Ms. Warren has the right idea, but she did not go far enough. The owners of consumer electronic products deserve the same protection as farmers.”
How digital archaeologists are using drones and cutting-edge cameras to recreate the spectacular 2,000-year-old ruins in Jordan.
Read the article from the October 2018 Smithsonian Magazine here: www.smithsonianmag.com.
“Thank You, Beep …” has been part of me since the first time I read it, in an hp publication forty years ago. I’ve been wanting to read it again, and, finally, I can, thanks to someone wanting to sell a copy of that publication on ebay today (3/18/19). Tightwad that I am, I searched using info from that posting — [gordon dickson beep] — www.google.com — and found a link to a 15 MB pdf image of the original article in Paula’s Reading Room.
Considering the path personal tech has taken in the last forty years, I hope you’ll enjoy reading this article now as much as I did then.
An interesting discussion on Michael Krasney’s Forum program.
” The “right to repair” movement is growing. A range of D.I.Y. groups offer classes and online instructions for how to fix everything from discarded clothing steamers to iPhones and Wi-Fi enabled refrigerators. But technology companies have resisted consumer efforts to repair increasingly software-dependent electronic goods, citing safety concerns. Advocates contend that even modern electronics can be repaired safely, with less waste and expense, if people have access to the proper tools. California Assemblymember Susan Talamentes-Eggman introduced a bill last year that would have forced companies to sell those tools, along with repair guides and replacement parts. The bill died in committee, but the push for a right to repair continues. ”
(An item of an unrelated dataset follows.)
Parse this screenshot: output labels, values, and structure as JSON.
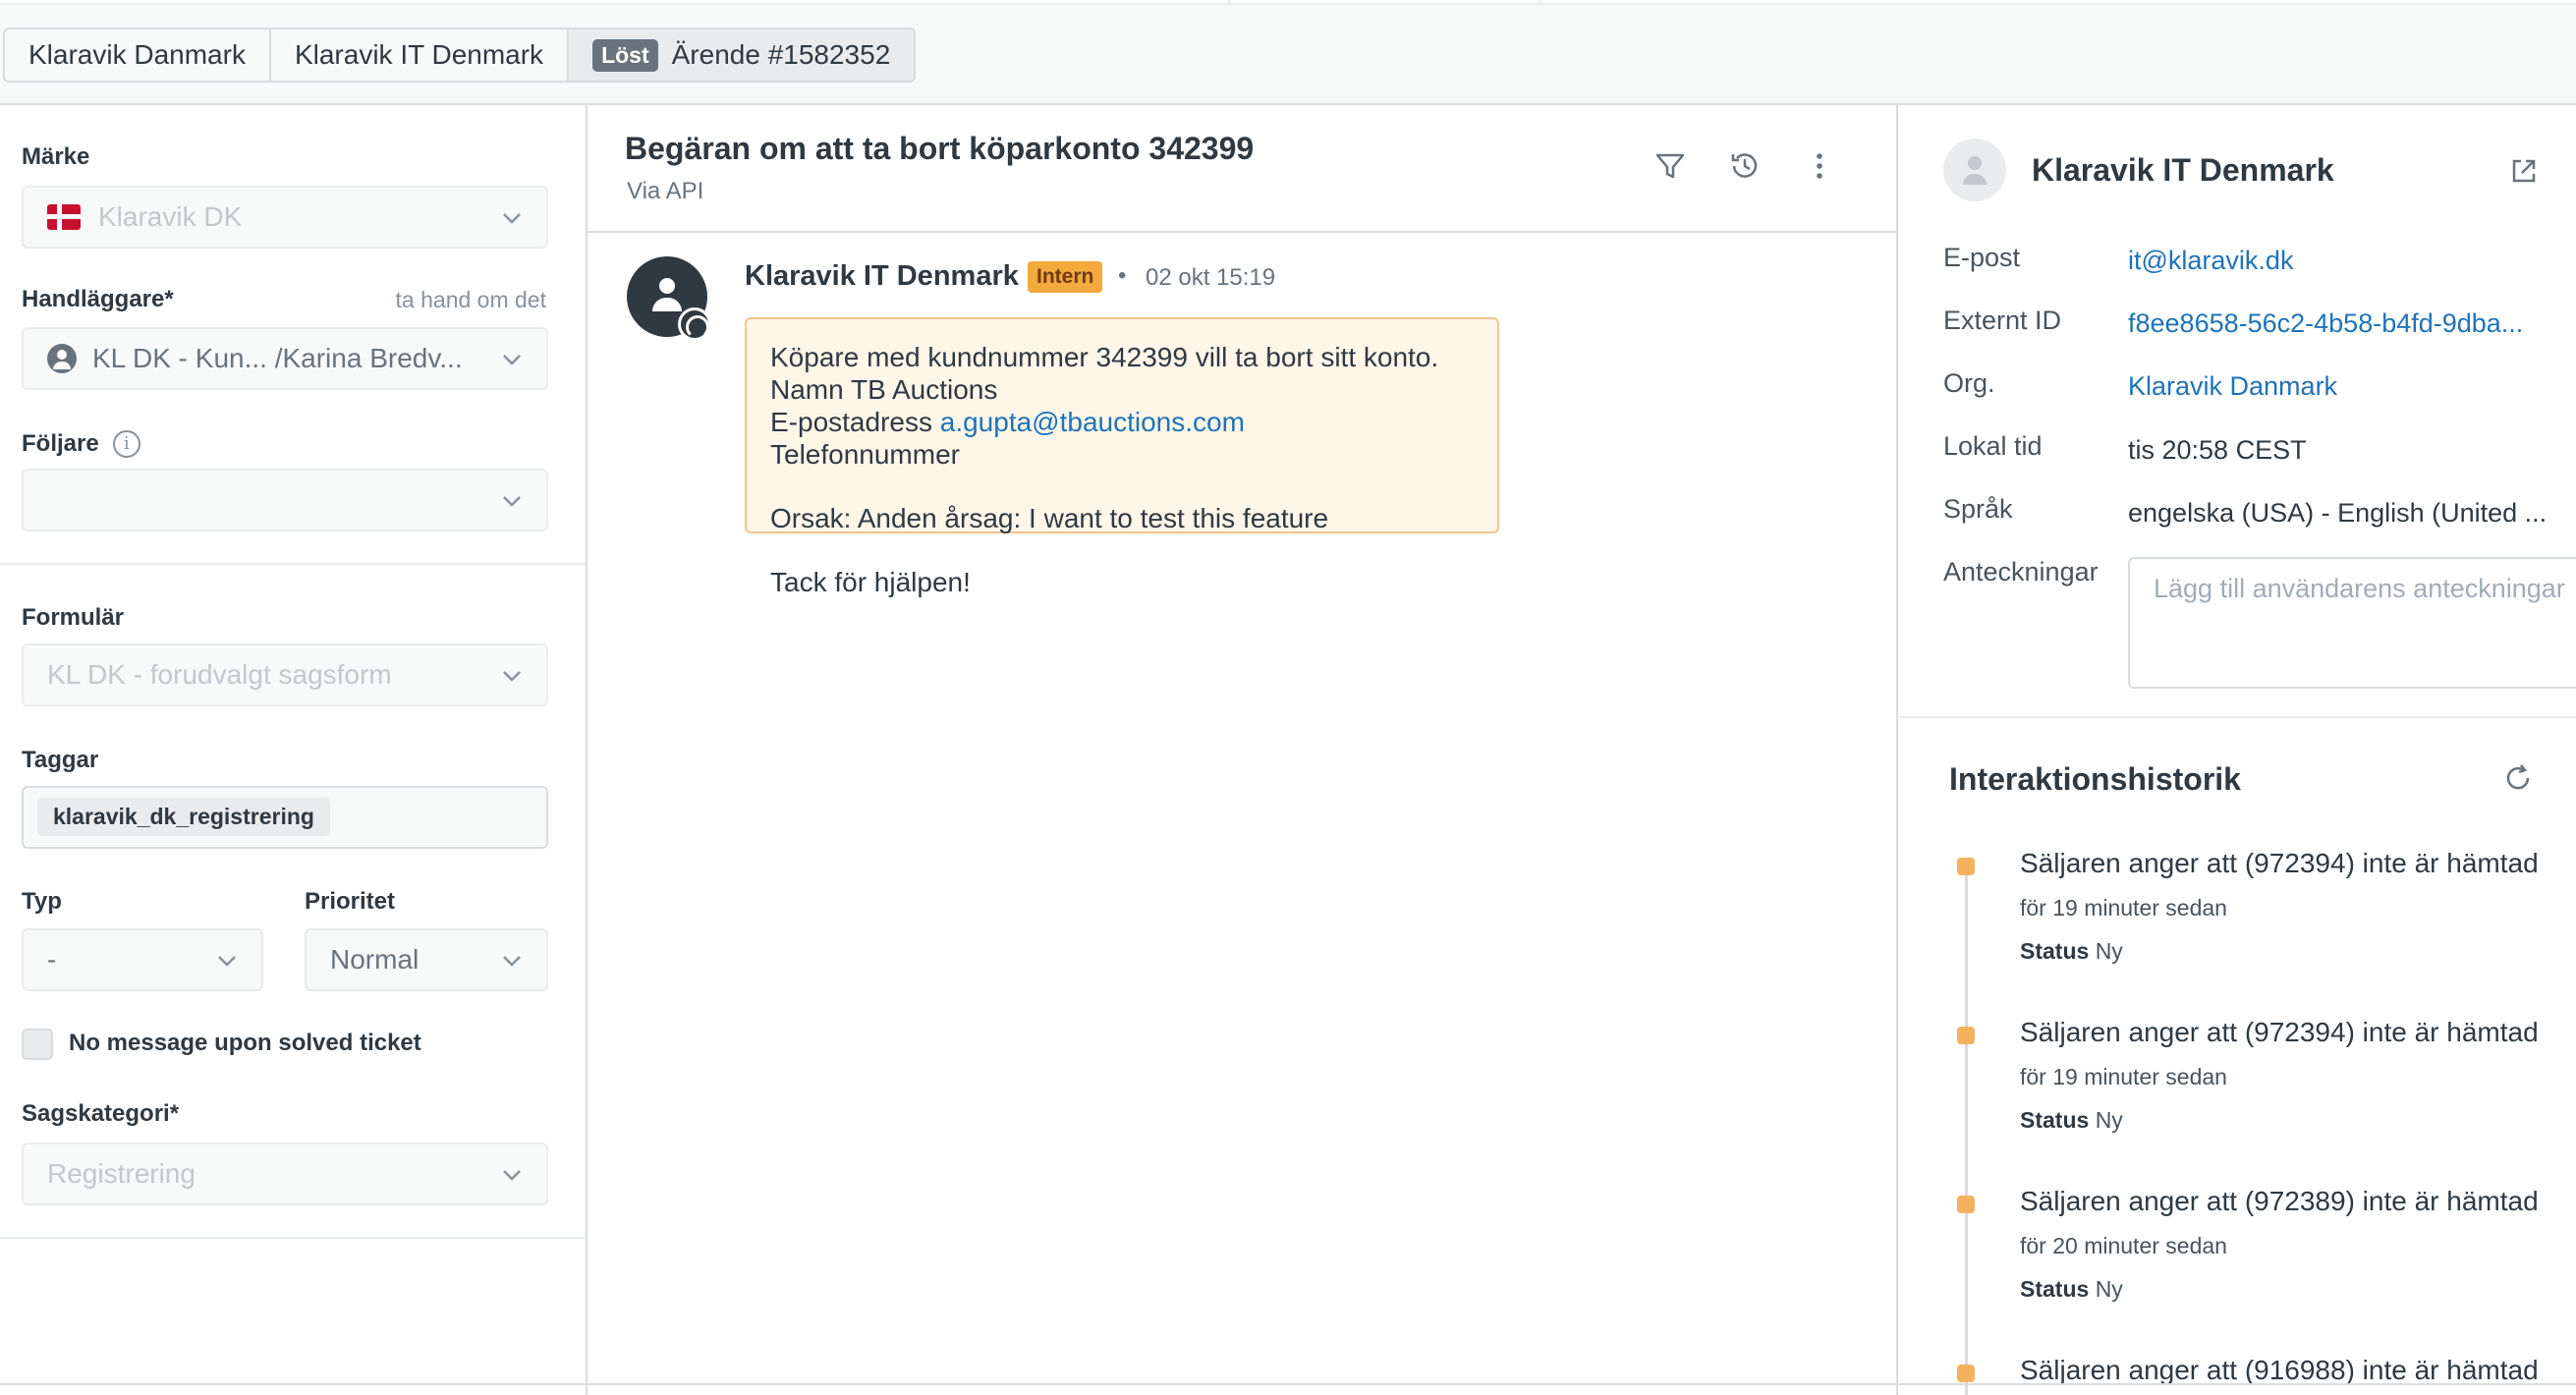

Hear it here: www.kqed.org/forum. Be sure to also read the comments.